Grave situation as space runs out at Lewes Cemetery

Lewes cemetory almost full SUS-140620-160340001
Lewes cemetory almost full SUS-140620-160340001

Lewes Cemetery is about to run out of space – and residents are likely to be buried outside the town in future.

Space for interments will run out in 18 months and ashes plots in two years.

The cemetery is completely landlocked without any potential for extension.

It means Lewesians who wish to be buried or have their ashes interred may have to use alternative sites such as Seaford or Newhaven.

Member of Lewes District Council’s Scrutiny Committee heard yesterday (Thursday) that as of May 13 this year Lewes Cemetery has an estimated 35 grave spaces and 56 dedicated ashes plots that are not currently purchased.

Actual burials/interments will continue for many years because of pre-purchased plots. A Deed of Grant is often purchased well in advance of use, not just when a burial is required.

Families from time to time may also purchase several adjoining grave spaces. This means that the purchase of a Deed of Grant is not necessarily an indication of the numbers of interments that are taking place and makes it difficult to calculate future demand.

It also means grave spaces may remain allocated but unused for many years.

Committee members heard that when Lewes Cemetery has run out of space there would still be a requirement to maintain it and keep it ‘open’ while burials are still taking place in pre-purchased plots.

The cemeteries at Seaford and Newhaven still have capacity for an estimated 10-15 years.

The provision of cemeteries by district councils is a statutory power, not a duty. Lewes District Council could decide not to provide additional cemetery land within the District once present space is exhausted. This would offer some financial savings but the ongoing cost of existing cemeteries would then not be offset by income.

During the period 2013/14, Lewes Cemetery generated £58,764 in income through burial fees, purchase of Deeds of Grant and memorial permits. There were 29 burials there and 22 interments of ashes.

Anyone can purchase a grave space. However, this does not confer ownership of the land. The purchaser is effectively acquiring an ‘Exclusive Right of Burial’.
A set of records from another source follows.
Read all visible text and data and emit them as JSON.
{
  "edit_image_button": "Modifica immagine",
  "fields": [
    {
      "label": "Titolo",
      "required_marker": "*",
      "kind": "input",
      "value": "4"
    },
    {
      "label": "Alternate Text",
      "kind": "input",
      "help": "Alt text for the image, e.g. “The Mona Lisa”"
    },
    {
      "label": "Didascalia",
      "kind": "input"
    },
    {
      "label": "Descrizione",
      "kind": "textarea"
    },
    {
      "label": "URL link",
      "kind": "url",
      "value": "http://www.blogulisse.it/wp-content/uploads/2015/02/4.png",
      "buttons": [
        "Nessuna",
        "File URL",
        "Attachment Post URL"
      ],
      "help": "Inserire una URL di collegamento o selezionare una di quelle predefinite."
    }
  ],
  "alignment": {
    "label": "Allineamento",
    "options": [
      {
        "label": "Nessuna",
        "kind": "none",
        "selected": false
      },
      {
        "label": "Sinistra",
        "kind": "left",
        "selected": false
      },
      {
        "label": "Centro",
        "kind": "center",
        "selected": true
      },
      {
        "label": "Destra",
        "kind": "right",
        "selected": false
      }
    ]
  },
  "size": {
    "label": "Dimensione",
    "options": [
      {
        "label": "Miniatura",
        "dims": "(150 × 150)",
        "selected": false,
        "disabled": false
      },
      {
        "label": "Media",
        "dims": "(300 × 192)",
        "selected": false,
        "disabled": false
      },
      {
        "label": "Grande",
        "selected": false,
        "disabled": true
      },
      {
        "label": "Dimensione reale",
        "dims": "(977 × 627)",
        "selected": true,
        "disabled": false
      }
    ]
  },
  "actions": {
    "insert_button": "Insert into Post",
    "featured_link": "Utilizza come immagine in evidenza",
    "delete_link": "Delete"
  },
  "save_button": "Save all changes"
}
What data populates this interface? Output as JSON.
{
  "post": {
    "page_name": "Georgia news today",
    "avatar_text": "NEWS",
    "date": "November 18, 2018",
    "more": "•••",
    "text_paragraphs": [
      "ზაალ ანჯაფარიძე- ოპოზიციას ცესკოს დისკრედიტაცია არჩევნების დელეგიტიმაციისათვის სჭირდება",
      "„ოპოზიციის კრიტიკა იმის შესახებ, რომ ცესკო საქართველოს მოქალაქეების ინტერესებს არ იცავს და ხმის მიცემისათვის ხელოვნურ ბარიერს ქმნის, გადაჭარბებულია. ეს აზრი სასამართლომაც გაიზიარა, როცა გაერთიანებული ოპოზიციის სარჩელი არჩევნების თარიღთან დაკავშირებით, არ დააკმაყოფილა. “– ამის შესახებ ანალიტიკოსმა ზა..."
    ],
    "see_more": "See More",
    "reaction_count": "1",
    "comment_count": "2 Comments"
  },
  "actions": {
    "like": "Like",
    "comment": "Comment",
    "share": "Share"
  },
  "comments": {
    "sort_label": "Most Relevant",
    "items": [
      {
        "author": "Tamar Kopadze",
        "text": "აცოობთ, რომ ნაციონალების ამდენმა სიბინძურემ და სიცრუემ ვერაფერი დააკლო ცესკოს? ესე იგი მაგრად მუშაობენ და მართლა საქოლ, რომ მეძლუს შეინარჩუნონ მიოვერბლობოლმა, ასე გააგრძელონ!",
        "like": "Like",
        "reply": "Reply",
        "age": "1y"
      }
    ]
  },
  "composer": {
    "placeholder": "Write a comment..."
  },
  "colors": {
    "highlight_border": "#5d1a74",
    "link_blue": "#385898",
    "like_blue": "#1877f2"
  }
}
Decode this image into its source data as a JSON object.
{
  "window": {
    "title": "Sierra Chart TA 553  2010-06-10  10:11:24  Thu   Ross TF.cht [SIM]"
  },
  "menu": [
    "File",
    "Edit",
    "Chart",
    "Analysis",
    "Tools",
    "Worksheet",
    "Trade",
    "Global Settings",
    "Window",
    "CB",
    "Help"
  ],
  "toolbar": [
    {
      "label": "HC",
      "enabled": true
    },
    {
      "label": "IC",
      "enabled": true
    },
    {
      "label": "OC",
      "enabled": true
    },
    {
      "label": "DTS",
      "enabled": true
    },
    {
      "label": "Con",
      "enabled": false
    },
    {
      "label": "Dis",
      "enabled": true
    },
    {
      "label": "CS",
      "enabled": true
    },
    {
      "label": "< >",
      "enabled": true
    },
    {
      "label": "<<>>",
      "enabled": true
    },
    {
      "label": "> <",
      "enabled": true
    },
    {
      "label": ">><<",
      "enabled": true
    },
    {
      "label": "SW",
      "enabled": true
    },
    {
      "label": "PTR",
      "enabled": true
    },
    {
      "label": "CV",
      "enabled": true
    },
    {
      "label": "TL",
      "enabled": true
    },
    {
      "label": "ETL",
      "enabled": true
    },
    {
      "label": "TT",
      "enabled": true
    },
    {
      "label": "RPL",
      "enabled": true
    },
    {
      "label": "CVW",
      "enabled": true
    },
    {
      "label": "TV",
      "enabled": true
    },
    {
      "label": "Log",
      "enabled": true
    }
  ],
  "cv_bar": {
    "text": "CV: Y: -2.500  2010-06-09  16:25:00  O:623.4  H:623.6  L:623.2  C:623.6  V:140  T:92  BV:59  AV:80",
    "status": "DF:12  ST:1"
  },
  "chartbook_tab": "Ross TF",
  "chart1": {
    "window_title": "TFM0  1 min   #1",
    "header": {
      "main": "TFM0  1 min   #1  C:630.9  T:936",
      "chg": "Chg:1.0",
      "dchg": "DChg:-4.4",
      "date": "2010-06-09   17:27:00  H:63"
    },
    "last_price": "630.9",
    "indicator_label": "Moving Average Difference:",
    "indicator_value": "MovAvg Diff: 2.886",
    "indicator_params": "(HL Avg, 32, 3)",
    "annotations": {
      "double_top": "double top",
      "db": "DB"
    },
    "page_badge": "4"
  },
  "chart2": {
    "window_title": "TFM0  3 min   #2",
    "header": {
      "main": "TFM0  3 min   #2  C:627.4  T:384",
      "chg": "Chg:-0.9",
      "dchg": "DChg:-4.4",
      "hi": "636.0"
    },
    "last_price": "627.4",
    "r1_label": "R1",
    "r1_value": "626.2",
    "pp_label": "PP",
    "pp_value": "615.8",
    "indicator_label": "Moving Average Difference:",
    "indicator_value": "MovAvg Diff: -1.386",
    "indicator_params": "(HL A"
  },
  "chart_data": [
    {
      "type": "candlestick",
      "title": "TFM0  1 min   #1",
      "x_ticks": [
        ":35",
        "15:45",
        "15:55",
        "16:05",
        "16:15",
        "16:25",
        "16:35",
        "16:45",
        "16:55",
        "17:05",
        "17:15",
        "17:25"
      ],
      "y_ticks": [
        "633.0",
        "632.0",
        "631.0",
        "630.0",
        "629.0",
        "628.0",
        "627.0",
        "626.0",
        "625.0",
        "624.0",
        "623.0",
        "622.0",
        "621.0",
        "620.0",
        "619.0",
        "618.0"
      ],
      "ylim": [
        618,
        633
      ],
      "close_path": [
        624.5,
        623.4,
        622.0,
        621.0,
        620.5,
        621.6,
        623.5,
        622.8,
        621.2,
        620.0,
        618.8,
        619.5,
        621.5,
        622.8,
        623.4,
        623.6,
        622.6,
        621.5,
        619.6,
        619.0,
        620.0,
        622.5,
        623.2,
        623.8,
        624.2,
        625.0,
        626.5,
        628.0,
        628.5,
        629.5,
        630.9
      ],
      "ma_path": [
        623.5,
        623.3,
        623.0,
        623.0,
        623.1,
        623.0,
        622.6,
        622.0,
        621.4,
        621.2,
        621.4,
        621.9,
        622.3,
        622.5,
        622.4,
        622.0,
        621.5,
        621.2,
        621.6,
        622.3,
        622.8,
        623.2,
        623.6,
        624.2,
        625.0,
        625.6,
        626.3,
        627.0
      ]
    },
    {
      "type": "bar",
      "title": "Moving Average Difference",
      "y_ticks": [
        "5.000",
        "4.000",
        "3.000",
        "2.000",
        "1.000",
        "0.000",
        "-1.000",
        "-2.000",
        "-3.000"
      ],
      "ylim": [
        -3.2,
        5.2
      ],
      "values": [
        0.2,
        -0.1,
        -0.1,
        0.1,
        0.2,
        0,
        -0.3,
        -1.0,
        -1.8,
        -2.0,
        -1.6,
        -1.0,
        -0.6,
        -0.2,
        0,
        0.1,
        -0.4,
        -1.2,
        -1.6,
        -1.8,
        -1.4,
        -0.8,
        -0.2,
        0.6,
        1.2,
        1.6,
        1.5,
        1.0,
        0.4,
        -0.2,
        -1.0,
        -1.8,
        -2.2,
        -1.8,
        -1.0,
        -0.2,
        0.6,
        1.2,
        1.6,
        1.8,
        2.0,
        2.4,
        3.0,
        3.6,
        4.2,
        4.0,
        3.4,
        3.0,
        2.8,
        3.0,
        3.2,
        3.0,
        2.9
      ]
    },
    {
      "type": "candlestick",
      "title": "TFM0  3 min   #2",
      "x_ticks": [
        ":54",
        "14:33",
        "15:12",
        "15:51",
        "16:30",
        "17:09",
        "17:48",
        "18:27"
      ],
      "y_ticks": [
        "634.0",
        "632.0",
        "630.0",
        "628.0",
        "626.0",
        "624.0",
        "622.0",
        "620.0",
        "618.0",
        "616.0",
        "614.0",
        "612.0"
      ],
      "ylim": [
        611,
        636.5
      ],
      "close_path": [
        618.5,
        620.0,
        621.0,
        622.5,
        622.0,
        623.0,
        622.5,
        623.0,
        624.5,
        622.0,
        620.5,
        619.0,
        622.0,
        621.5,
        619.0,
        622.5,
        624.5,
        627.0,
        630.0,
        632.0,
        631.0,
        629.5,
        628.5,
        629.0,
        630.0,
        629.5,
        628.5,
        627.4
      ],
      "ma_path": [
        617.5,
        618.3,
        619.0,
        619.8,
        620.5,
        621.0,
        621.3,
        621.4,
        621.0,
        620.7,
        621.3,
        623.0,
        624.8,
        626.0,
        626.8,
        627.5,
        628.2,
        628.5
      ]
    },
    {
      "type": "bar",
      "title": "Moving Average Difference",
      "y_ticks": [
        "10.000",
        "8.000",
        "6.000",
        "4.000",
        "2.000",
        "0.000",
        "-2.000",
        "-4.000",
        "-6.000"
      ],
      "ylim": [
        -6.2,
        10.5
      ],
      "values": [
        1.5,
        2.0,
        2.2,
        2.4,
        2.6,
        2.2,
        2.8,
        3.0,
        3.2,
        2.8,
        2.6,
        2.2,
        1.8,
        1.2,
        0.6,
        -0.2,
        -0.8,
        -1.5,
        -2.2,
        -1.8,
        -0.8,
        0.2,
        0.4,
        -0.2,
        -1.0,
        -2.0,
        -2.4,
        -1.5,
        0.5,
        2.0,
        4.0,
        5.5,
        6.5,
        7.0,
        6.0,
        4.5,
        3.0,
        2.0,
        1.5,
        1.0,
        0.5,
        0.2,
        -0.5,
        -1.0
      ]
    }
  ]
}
The purchaser is referred to as ‘The Deed of Grant Holder’ and is the only person who can thereafter authorise the use of the grave space and any memorial. These grants are purchased for a period of 50 years for burial plots and 10 years for ashes interments.